According to The Guardian, the opposition fears that such a law will create bureaucracy.
The British newspaper writes that the so-called law in ordinary language must ensure that the text of official wool disappears from government documents. That is “all the rights of New Zealanders”, according to MP Rachel Boyack, who proposed the law. “They have to be able to understand what the government expects of them,” Boyack said.
Supporters of the law say there is much room for improvement in government communications, which “often deal with the most intimate and important parts of a person’s life,” such as immigration documents, divorce papers or benefits information.

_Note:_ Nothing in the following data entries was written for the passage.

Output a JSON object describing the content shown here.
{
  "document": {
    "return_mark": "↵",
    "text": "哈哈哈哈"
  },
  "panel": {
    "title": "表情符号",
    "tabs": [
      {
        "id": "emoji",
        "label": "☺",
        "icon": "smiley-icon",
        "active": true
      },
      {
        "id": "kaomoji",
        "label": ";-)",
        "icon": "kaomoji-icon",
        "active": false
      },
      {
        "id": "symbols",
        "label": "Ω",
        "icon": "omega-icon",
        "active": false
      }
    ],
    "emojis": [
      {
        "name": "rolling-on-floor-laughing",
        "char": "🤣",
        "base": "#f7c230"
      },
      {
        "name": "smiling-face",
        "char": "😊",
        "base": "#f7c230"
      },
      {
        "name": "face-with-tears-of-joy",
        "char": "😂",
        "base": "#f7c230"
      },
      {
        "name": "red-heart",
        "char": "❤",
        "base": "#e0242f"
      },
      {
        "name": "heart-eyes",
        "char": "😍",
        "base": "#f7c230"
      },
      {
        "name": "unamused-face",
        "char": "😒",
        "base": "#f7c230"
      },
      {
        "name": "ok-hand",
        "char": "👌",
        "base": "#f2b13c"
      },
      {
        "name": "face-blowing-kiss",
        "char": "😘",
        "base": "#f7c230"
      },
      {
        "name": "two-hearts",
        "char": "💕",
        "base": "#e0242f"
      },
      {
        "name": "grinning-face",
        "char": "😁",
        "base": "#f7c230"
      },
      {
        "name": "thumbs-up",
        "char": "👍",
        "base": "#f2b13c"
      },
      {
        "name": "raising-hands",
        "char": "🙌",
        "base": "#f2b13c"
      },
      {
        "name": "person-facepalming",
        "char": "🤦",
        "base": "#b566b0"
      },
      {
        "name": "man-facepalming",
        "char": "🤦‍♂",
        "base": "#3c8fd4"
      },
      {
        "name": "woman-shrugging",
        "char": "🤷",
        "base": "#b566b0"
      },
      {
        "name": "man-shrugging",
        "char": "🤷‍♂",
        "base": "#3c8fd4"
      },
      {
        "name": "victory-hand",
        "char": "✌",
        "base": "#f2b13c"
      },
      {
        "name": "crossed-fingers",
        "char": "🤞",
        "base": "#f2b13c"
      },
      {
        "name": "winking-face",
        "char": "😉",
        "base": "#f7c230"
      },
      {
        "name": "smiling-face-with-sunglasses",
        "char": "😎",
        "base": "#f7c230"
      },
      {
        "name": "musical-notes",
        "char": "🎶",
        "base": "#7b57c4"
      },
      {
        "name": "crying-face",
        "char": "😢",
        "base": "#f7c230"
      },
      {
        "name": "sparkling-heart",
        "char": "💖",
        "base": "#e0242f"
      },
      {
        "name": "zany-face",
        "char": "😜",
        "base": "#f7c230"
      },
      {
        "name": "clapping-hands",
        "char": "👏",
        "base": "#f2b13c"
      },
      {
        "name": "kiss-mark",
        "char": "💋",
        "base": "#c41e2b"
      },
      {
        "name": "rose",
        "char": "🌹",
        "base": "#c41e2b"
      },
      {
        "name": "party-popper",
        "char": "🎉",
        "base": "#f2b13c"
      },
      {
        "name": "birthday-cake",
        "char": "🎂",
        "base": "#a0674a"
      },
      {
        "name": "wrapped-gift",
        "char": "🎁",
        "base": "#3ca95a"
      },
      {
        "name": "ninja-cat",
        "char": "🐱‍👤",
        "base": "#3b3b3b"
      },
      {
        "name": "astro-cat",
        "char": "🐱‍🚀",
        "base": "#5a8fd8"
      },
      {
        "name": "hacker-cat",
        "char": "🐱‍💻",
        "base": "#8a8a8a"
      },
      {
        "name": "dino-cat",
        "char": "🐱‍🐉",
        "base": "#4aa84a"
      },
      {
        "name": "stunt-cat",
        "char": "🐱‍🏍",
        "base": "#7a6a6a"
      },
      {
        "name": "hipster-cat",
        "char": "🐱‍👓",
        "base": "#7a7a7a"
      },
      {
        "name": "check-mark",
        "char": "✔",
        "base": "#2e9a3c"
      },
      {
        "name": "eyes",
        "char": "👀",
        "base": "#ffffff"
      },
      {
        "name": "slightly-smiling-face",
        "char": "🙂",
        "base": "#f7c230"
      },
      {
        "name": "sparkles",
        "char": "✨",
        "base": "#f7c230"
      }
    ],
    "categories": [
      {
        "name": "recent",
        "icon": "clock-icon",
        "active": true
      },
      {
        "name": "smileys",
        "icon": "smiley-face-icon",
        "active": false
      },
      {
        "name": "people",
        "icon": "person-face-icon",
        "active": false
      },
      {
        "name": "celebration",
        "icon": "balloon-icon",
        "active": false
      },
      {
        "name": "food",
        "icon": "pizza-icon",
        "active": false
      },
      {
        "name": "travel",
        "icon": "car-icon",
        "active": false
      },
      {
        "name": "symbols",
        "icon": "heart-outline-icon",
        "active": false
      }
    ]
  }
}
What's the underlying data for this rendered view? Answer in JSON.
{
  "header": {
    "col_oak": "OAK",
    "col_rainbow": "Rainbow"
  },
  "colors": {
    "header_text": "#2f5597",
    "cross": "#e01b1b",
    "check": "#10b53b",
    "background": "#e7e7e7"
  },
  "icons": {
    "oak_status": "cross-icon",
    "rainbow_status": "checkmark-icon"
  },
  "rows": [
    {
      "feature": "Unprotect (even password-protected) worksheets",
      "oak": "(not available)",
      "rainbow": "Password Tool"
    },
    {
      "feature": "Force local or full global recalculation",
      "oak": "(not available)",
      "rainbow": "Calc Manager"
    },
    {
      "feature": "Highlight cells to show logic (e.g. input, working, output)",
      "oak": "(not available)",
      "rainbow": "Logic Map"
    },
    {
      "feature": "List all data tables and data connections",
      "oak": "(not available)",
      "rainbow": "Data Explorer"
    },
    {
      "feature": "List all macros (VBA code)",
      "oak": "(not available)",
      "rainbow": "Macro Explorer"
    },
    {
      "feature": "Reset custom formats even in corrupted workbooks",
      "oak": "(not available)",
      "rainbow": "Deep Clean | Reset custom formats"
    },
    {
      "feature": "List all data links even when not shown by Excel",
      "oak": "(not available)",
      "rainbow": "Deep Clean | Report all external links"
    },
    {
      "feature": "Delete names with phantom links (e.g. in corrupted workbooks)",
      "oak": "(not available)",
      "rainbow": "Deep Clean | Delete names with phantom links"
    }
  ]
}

A large part of the opposition against the bill believes that it creates more bureaucracy, because civil servants must control the language use of their colleagues.
The controversial bill has not yet been voted on.